App and web page records
━━━━━━━━━━━━━━━━━━━━
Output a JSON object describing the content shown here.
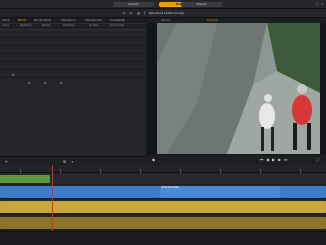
{
  "modes": {
    "import": "Import",
    "edit": "Edit",
    "export": "Export"
  },
  "library": {
    "tabs": [
      "Scene",
      "Effects",
      "Pan and Zoom",
      "Transition In",
      "Transition Out",
      "Time Remap"
    ],
    "active_tab": "Effects",
    "subtabs": [
      "Colors",
      "Keyframes",
      "Motions",
      "Transitions",
      "All Video",
      "Ins and Outs"
    ]
  },
  "preview": {
    "title": "New Movie 12345.mov.axp",
    "tabs": [
      "Source",
      "Timeline"
    ],
    "active_tab": "Timeline"
  },
  "timeline": {
    "clip_label": "00:00:00:00 BRL"
  },
  "colors": {
    "accent": "#f39c12",
    "playhead": "#e02a2a",
    "video_clip": "#3d7cc9",
    "audio_clip": "#c9a73d",
    "title_clip": "#5a9a3a"
  }
}
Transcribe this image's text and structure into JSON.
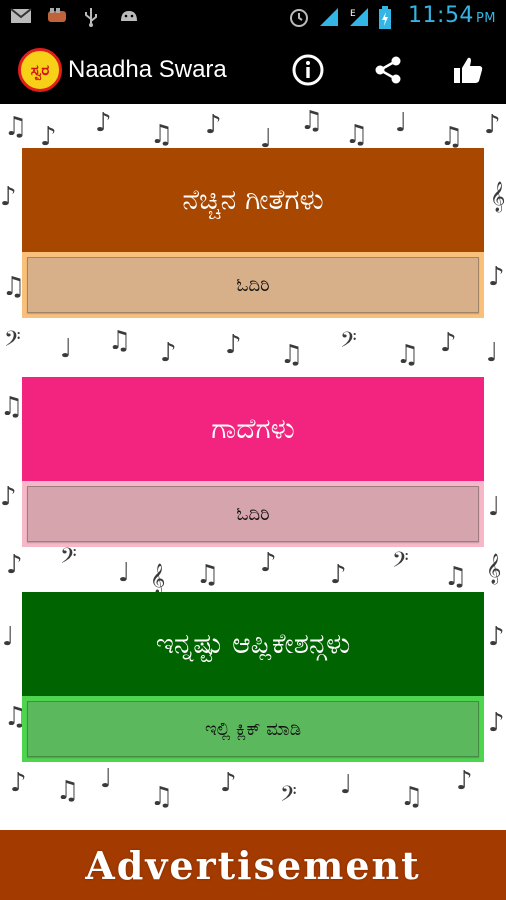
{
  "status_bar": {
    "time": "11:54",
    "ampm": "PM",
    "left_icons": [
      "gmail-icon",
      "app-icon",
      "usb-icon",
      "android-icon"
    ],
    "right_icons": [
      "alarm-icon",
      "signal-icon",
      "network-e-icon",
      "battery-icon"
    ]
  },
  "action_bar": {
    "logo_text": "ಸ್ವರ",
    "title": "Naadha Swara",
    "actions": [
      "info-icon",
      "share-icon",
      "like-icon"
    ]
  },
  "cards": [
    {
      "title": "ನೆಚ್ಚಿನ ಗೀತೆಗಳು",
      "button": "ಓದಿರಿ",
      "head_color": "#a84800",
      "foot_color": "#f8c07a",
      "button_color": "#d7b08a"
    },
    {
      "title": "ಗಾದೆಗಳು",
      "button": "ಓದಿರಿ",
      "head_color": "#f2247f",
      "foot_color": "#f4b8c8",
      "button_color": "#d6a4ad"
    },
    {
      "title": "ಇನ್ನಷ್ಟು ಆಪ್ಲಿಕೇಶನ್ಗಳು",
      "button": "ಇಲ್ಲಿ ಕ್ಲಿಕ್ ಮಾಡಿ",
      "head_color": "#006400",
      "foot_color": "#4fd44f",
      "button_color": "#5cb85c"
    }
  ],
  "ad_banner": {
    "text": "Advertisement"
  }
}
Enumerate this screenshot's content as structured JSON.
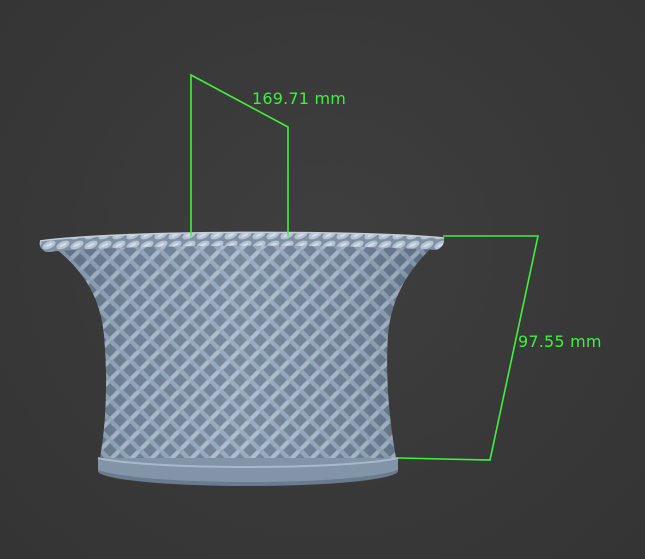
{
  "dimensions": {
    "width_label": "169.71 mm",
    "height_label": "97.55 mm"
  },
  "colors": {
    "background": "#393939",
    "model": "#8a9db3",
    "dimension_line": "#3df23d"
  },
  "model": {
    "name": "woven-basket-vase",
    "object_icon": "woven-basket-model"
  }
}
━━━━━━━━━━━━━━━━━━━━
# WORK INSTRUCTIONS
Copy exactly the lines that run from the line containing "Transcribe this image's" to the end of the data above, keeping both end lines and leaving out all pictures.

# SOLUTION TO THIS EXERCISE
Transcribe this image's text and structure into JSON.
{
  "status_bar": {
    "time": "11:54",
    "ampm": "PM",
    "left_icons": [
      "gmail-icon",
      "app-icon",
      "usb-icon",
      "android-icon"
    ],
    "right_icons": [
      "alarm-icon",
      "signal-icon",
      "network-e-icon",
      "battery-icon"
    ]
  },
  "action_bar": {
    "logo_text": "ಸ್ವರ",
    "title": "Naadha Swara",
    "actions": [
      "info-icon",
      "share-icon",
      "like-icon"
    ]
  },
  "cards": [
    {
      "title": "ನೆಚ್ಚಿನ ಗೀತೆಗಳು",
      "button": "ಓದಿರಿ",
      "head_color": "#a84800",
      "foot_color": "#f8c07a",
      "button_color": "#d7b08a"
    },
    {
      "title": "ಗಾದೆಗಳು",
      "button": "ಓದಿರಿ",
      "head_color": "#f2247f",
      "foot_color": "#f4b8c8",
      "button_color": "#d6a4ad"
    },
    {
      "title": "ಇನ್ನಷ್ಟು ಆಪ್ಲಿಕೇಶನ್ಗಳು",
      "button": "ಇಲ್ಲಿ ಕ್ಲಿಕ್ ಮಾಡಿ",
      "head_color": "#006400",
      "foot_color": "#4fd44f",
      "button_color": "#5cb85c"
    }
  ],
  "ad_banner": {
    "text": "Advertisement"
  }
}
Enumerate this screenshot's content as structured JSON.
{
  "dimensions": {
    "width_label": "169.71 mm",
    "height_label": "97.55 mm"
  },
  "colors": {
    "background": "#393939",
    "model": "#8a9db3",
    "dimension_line": "#3df23d"
  },
  "model": {
    "name": "woven-basket-vase",
    "object_icon": "woven-basket-model"
  }
}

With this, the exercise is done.